General Mills profit dips as commodity costs rise

MINNEAPOLIS, Wed Mar 21, 2012 – General Mills Inc. posted a quarterly profit in line with Wall Street expectations and stood by its lowered full-year forecast as it faces higher costs for raw materials.

“Fiscal 2012 has represented a challenging operating environment, with the highest level of commodity inflation that we’ve seen in 30 years,” CEO Ken Powell said in a statement on Wednesday.

Shares of General Mills were down 0.7 percent at $38.50 in trading before the market opened.

Powell said sales momentum in the current fourth quarter would somewhat ease the gross margin declines that hurt results in the third quarter, which ended on Feb. 26.

The maker of Progresso soups, Cheerios cereal and Green Giant frozen vegetables said third-quarter net income had fallen to $391.5 million, or 58 cents per share, from $392.1 million, or 59 cents per share, a year earlier.

Excluding one-time items, earnings were 55 cents per share.

Analysts on average had been expecting 55 cents per share, according to Thomson Reuters I/B/E/S, after General Mills forecast a range of 54 cents to 56 cents in February.

At the time, the company cut its full-year outlook to a range of $2.53 to $2.55 per share from a prior forecast of $2.59 to $2.61, citing weak sales.

On Wednesday, the company stood by that full-year forecast.

Third-quarter net sales jumped 13 percent to $4.12 billion, helped by price increases and last year’s acquisition of a controlling stake in the Yoplait yogurt brand.
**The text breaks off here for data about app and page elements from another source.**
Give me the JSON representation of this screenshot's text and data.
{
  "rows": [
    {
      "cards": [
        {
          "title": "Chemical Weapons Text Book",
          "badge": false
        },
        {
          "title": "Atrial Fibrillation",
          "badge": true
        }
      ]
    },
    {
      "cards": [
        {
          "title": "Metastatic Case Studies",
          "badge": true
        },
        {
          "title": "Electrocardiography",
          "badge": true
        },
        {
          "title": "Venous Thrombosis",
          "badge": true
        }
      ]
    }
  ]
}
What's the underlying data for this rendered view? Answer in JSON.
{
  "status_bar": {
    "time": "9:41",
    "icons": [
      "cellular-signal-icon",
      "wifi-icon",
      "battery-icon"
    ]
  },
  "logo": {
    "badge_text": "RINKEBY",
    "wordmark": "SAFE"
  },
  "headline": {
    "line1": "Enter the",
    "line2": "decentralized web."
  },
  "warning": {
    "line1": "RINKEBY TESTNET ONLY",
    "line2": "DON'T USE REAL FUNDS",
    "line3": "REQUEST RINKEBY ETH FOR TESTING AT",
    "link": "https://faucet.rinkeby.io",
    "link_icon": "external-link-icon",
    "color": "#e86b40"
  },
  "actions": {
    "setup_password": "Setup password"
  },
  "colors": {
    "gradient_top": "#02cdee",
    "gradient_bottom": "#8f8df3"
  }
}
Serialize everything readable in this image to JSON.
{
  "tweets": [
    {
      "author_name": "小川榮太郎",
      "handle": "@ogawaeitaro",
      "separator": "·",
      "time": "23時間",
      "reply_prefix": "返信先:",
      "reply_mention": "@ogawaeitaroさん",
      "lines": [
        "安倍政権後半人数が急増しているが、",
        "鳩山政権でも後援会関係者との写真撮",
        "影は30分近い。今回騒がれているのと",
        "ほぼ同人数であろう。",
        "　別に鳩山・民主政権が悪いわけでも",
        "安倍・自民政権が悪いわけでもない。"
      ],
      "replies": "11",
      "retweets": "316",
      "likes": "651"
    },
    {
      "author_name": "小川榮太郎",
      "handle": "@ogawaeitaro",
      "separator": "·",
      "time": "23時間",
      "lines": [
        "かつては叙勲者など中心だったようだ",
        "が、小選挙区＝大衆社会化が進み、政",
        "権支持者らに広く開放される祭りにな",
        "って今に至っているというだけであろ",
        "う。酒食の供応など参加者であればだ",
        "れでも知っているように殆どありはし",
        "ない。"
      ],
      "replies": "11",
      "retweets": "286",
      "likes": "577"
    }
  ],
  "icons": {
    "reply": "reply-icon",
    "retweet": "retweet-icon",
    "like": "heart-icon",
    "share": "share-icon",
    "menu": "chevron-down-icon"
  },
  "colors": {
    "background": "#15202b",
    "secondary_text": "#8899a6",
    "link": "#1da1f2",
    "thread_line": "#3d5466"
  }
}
Excluding the acquisition, sales volume would have fallen, as some consumers were turned off by the price increases.

Honeywell sees defense, space sales down 4 to 5 percent

MORRISTOWN, N.J. – Diversified manufacturer Honeywell International Inc. said it expects sales at its defense and space business to fall by 4 percent to 5 percent this year as the United States pares back its military spending.

The world’s largest maker of cockpit electronics said on Tuesday the forecast decline follows a 2 percent drop in 2011. It looks for defense revenue to stabilize in 2013 and resume slow growth the year after.

This forecast was included in its previously disclosed full-year earnings target of $4.25 per share to $4.50 per share, up 5 to 11 percent from 2011.

The U.S. Defense Department’s aims to cut spending by $487 billion over the next decade by eliminating 100,000 ground troops as it winds down from major operations in Afghanistan and Iraq and aims for a smaller, more mobile force.

Red Lobster parent Darden profit drops, partly due to hurricane Irene

ORLANDO, Fla. ― Darden Restaurants Inc. posted a 6 percent drop in quarterly earnings, partly hurt by the hurricane Irene, but reaffirmed its full-year earnings outlook.

The company said Irene hurt sales at established Red Lobster, Olive Garden and LongHorn Steakhouse restaurants and estimated the storm reduced quarterly earnings by about 2 cents per share.

Orlando, Florida-based Darden earned $106.8 million for the first quarter, or 78 cents from continuing operations.

Sales were $1.94 billion, up about 7.5 percent.

Darden also said it sees full-year earnings per share growth from continuing operations toward the lower end of its previously announced range of 12 to 15 percent.

Shares of the company closed at $46.98 Tuesday on the New York Stock Exchange.